**Work required**
Each record must be printed exactly as given.

**Dataset items**
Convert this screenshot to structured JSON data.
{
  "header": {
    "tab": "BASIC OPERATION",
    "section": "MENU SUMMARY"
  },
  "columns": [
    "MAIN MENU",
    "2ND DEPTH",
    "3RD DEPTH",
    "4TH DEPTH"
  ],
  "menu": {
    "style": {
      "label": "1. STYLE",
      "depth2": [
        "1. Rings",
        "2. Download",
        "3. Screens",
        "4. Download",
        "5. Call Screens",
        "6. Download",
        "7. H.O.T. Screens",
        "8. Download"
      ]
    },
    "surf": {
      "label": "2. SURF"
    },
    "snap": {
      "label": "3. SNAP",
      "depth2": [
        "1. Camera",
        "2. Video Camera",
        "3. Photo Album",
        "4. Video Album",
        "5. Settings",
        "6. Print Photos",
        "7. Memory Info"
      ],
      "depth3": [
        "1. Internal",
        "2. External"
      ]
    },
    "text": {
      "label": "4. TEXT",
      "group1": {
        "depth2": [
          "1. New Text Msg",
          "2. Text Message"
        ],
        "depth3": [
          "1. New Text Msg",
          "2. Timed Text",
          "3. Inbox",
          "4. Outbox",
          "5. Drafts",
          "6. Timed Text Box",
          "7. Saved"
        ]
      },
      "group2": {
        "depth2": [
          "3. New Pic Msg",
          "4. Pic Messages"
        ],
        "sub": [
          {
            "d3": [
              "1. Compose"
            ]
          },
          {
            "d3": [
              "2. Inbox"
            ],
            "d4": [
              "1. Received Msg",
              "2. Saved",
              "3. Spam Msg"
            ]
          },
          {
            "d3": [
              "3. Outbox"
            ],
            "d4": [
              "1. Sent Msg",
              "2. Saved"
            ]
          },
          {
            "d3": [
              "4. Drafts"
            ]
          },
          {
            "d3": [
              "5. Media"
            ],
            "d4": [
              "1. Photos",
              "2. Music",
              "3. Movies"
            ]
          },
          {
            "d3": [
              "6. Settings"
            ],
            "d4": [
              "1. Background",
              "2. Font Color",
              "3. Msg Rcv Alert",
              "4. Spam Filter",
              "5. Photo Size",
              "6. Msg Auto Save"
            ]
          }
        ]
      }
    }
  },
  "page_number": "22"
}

**Result of this task**
Convert this screenshot to structured JSON data.
{
  "header": {
    "tab": "BASIC OPERATION",
    "section": "MENU SUMMARY"
  },
  "columns": [
    "MAIN MENU",
    "2ND DEPTH",
    "3RD DEPTH",
    "4TH DEPTH"
  ],
  "menu": {
    "style": {
      "label": "1. STYLE",
      "depth2": [
        "1. Rings",
        "2. Download",
        "3. Screens",
        "4. Download",
        "5. Call Screens",
        "6. Download",
        "7. H.O.T. Screens",
        "8. Download"
      ]
    },
    "surf": {
      "label": "2. SURF"
    },
    "snap": {
      "label": "3. SNAP",
      "depth2": [
        "1. Camera",
        "2. Video Camera",
        "3. Photo Album",
        "4. Video Album",
        "5. Settings",
        "6. Print Photos",
        "7. Memory Info"
      ],
      "depth3": [
        "1. Internal",
        "2. External"
      ]
    },
    "text": {
      "label": "4. TEXT",
      "group1": {
        "depth2": [
          "1. New Text Msg",
          "2. Text Message"
        ],
        "depth3": [
          "1. New Text Msg",
          "2. Timed Text",
          "3. Inbox",
          "4. Outbox",
          "5. Drafts",
          "6. Timed Text Box",
          "7. Saved"
        ]
      },
      "group2": {
        "depth2": [
          "3. New Pic Msg",
          "4. Pic Messages"
        ],
        "sub": [
          {
            "d3": [
              "1. Compose"
            ]
          },
          {
            "d3": [
              "2. Inbox"
            ],
            "d4": [
              "1. Received Msg",
              "2. Saved",
              "3. Spam Msg"
            ]
          },
          {
            "d3": [
              "3. Outbox"
            ],
            "d4": [
              "1. Sent Msg",
              "2. Saved"
            ]
          },
          {
            "d3": [
              "4. Drafts"
            ]
          },
          {
            "d3": [
              "5. Media"
            ],
            "d4": [
              "1. Photos",
              "2. Music",
              "3. Movies"
            ]
          },
          {
            "d3": [
              "6. Settings"
            ],
            "d4": [
              "1. Background",
              "2. Font Color",
              "3. Msg Rcv Alert",
              "4. Spam Filter",
              "5. Photo Size",
              "6. Msg Auto Save"
            ]
          }
        ]
      }
    }
  },
  "page_number": "22"
}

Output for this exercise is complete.